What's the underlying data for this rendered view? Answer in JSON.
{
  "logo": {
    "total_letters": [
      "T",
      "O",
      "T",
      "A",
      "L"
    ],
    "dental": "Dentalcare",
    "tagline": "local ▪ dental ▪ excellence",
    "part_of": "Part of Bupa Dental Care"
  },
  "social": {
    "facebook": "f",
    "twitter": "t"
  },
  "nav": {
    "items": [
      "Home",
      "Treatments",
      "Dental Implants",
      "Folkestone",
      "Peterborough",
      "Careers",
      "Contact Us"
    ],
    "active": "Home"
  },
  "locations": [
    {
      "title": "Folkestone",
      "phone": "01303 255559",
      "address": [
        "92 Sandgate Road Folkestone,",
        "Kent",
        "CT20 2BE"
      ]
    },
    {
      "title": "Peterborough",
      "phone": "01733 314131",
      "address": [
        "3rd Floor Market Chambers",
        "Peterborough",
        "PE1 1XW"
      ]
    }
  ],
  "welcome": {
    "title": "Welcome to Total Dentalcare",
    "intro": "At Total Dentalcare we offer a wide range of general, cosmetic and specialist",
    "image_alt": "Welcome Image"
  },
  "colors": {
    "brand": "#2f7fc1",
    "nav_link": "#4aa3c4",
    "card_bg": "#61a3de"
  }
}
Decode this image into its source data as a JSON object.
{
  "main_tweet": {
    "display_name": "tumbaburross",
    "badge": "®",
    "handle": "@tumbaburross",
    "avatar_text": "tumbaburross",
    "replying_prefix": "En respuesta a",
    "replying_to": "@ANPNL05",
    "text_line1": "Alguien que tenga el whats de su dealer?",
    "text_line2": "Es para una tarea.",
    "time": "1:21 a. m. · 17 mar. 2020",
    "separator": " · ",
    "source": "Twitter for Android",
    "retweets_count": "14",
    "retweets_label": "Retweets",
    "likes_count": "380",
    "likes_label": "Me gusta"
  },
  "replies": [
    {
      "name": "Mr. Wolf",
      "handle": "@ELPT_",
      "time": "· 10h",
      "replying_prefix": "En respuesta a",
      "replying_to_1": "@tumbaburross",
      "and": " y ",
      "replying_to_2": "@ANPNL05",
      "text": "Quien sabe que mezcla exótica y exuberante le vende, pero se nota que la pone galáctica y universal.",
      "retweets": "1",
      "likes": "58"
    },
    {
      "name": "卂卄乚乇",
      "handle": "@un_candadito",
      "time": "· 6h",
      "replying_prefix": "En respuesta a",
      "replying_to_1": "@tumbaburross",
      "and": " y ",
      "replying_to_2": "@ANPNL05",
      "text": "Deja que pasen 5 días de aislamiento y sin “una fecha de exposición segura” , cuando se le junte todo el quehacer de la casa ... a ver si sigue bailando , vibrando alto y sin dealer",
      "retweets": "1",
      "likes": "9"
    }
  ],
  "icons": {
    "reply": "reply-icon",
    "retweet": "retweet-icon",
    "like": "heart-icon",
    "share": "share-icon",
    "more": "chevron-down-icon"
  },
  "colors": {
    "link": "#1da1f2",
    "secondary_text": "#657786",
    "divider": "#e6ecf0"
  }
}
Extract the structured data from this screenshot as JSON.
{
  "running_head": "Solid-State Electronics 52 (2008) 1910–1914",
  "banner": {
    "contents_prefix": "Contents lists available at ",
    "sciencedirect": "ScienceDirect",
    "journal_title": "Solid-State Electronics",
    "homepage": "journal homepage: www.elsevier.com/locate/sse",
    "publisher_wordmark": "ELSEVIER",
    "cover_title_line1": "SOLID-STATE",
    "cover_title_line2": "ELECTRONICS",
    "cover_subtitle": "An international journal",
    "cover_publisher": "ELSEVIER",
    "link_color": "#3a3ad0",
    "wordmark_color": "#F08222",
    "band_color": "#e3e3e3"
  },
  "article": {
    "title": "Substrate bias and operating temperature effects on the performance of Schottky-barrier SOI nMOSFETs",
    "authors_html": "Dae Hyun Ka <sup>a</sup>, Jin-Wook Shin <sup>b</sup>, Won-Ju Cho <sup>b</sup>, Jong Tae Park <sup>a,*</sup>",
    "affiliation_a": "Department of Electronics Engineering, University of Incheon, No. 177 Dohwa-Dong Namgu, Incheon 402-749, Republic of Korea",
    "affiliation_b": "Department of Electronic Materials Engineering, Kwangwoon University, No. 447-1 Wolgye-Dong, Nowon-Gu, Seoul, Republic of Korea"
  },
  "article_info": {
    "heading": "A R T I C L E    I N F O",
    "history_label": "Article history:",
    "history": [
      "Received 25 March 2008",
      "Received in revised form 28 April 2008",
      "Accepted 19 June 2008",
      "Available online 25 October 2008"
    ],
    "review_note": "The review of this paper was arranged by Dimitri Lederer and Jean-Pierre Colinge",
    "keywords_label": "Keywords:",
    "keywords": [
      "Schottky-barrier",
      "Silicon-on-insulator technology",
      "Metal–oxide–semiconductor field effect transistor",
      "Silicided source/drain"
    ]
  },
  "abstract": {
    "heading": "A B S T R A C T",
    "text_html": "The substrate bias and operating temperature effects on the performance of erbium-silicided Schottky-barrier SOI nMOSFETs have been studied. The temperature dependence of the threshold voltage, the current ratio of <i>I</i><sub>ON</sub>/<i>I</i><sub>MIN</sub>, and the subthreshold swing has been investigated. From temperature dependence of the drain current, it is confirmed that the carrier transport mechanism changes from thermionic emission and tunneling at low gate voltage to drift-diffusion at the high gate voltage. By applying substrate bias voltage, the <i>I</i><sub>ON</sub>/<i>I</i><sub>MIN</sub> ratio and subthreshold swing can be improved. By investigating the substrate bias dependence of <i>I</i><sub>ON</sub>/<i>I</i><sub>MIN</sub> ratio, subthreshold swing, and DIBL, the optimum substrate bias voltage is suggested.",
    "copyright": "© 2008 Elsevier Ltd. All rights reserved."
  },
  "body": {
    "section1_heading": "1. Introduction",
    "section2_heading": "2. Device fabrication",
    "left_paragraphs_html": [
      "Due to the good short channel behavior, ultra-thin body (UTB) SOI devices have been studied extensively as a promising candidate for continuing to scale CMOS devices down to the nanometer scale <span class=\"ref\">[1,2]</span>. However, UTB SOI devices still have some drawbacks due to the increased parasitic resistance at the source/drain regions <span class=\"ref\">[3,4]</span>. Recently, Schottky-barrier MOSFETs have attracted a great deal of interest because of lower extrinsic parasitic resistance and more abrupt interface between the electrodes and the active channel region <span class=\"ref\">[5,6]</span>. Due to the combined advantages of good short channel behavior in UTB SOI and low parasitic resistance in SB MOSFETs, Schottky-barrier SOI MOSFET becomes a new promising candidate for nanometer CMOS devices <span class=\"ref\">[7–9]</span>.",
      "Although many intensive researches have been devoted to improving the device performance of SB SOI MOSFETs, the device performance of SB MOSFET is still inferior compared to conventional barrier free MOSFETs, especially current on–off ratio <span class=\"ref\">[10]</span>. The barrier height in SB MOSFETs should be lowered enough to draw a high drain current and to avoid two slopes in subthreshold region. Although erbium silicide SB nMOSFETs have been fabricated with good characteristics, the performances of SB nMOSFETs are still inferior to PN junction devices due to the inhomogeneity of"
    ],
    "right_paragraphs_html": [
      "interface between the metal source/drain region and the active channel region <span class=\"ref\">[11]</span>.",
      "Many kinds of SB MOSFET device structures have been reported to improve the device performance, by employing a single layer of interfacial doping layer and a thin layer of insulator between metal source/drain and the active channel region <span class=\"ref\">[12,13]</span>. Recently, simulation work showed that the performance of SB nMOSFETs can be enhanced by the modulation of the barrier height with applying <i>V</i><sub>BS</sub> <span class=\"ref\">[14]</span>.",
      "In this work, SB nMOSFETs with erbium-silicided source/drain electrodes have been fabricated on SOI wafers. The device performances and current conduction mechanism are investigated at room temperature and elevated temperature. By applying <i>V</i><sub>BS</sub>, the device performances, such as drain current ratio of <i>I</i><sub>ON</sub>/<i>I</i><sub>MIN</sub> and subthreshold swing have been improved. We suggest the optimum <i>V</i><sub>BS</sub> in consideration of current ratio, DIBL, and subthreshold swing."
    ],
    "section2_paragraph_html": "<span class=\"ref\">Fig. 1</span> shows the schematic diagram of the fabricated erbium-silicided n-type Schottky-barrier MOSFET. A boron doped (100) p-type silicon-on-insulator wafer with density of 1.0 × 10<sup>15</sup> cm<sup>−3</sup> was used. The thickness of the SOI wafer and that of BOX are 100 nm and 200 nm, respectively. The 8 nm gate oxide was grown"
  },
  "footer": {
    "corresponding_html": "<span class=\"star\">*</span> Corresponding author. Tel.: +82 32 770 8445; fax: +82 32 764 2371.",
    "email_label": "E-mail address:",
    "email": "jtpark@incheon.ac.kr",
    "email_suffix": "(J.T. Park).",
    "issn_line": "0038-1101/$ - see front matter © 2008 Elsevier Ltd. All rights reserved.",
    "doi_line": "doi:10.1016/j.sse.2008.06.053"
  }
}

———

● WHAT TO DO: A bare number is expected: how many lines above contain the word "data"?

● RESULT FOR THIS EXERCISE: 3